I remember exactly where I was when I first heard Lil Mama. I was a college sophomore at Duke University watching this amazing new invention called cable. Being the product of a single-parent home, cable was that thing I saw in hotels and waiting rooms. As a curious, sheltered kid, I wanted a window to the real world outside of Duke Camelot. Well, if you call the real world a place where illiterate rappers stand in front of rented whips. That’s right folks, I first saw Lil Mama on a show called “106 & Park”.
Lip Gloss had my attention almost immediately. I felt like I was back at my ghetto high school all over again. Hearing rhymes over a lunch table beat reminded me of Hip Hop’s innocence. And of course, there was another thing that caught my attention: Lil Mama was dumbing her rhymes down. Even though I was ridiculed by my friends who said “Lip Gloss” the way Allen Iverson contemptuously said “practice”, I knew there were multiple layers to Lil Mama that go beyond her attempt at mainstream acceptance.
The 3 Personalities of Lil Mama:
1. The Hood Chick
Most likely, this is the first thing you’ll notice about Lil Mama. Thanks to the extinct nature of A&R and the highly competitive Hip Hop industry, Lil Mama is scrappy as a mug. Any person who survived a childhood where her father was incarcerated, her mother passed away, and her family looked up to her for support is going to be hardened. Unfortunately, this isn’t mentioned when people clown Lil Mama for looking old or when she “caught the spirit” during Jay-Z’s performance. Yes, Lil Mama plays herself often. But if the cameras followed your entire life, I’m sure we can create a gag reel too.
2. The Imitator
I’m not feelin’ this side, but it’s starting to rear its ugly head. As a proud owner of Lil Mama’s Voice of the Young People (please don’t laugh), I was happy to see Lil Mama have pop sensibility along with a compassionate understanding of the streets. But as I see her career progress, the songs she’s releasing (Dough Boy, On & On & On) don’t have a message or a clear artistic direction. Even the clothes she wears looks like Lady Gaga circa 2008. Nicki Minaj may be “overshadowing” Lil Mama’s contrived image, but Nicki Minaj can never be Lil Mama. I think it’s time for Niatia Kirkland to rediscover the truest part of her artistry.
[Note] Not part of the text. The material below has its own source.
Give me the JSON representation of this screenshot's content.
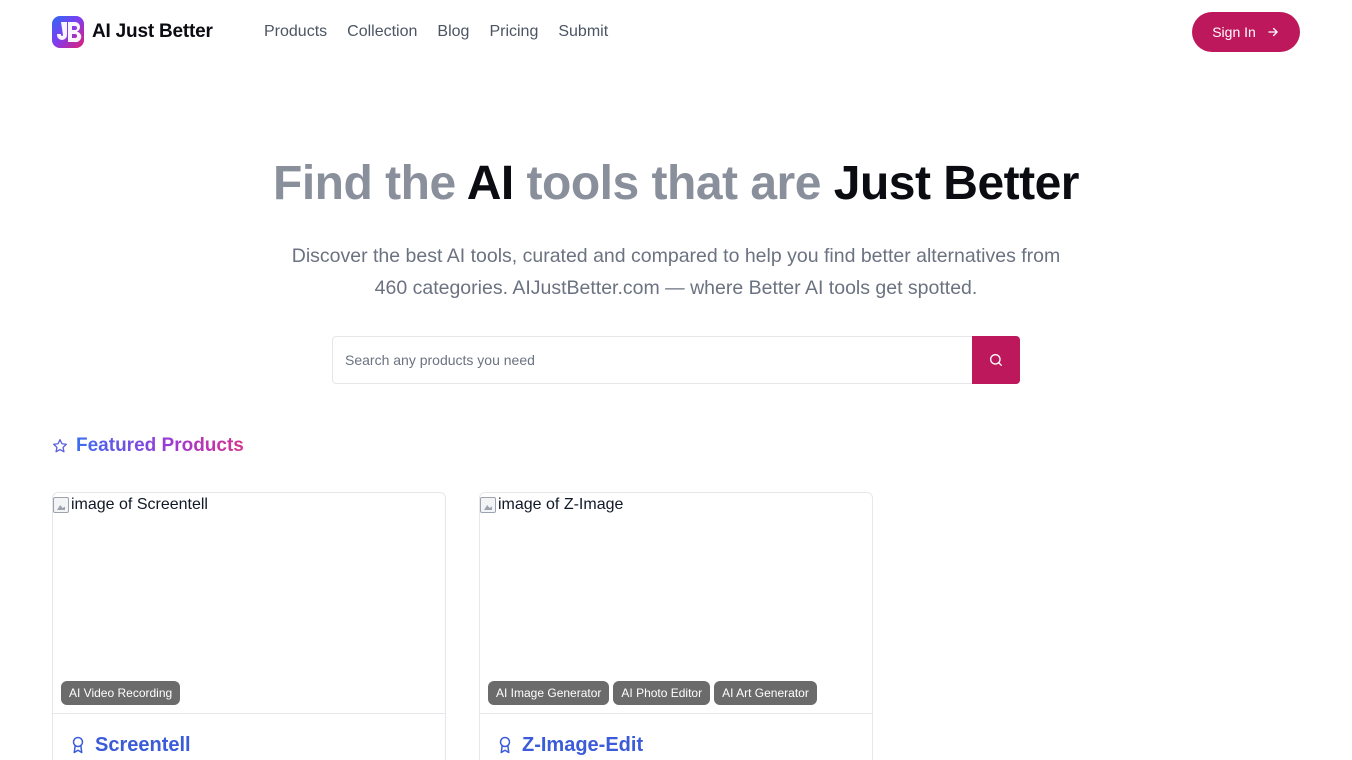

3. The Hip Hop Purist / Voice of the Young People
This is the side to Lil Mama that she doesn’t perform, but lives. And every now and then, you see it. She’s able to learn from the legendary emcees from Hip Hop’s golden era and package it in a way that is palpable to today’s generation. Lil Mama’s latest video, Scrawberry is a perfect example. Yes, the hood chick and the imitator make a cameo, but this video is where The Hip Hop Purist takes the lead. With a sample from Special Ed’s I Got it Made and a deliberate attempt to mimic MC Lyte’s rhymes, Lil Mama shows us what she’s capable of. I HOPE (and slightly pray) that Lil Mama gives up the major label formula of repackaging mainstream trends. She has too much talent and too much passion for children. I see it in her.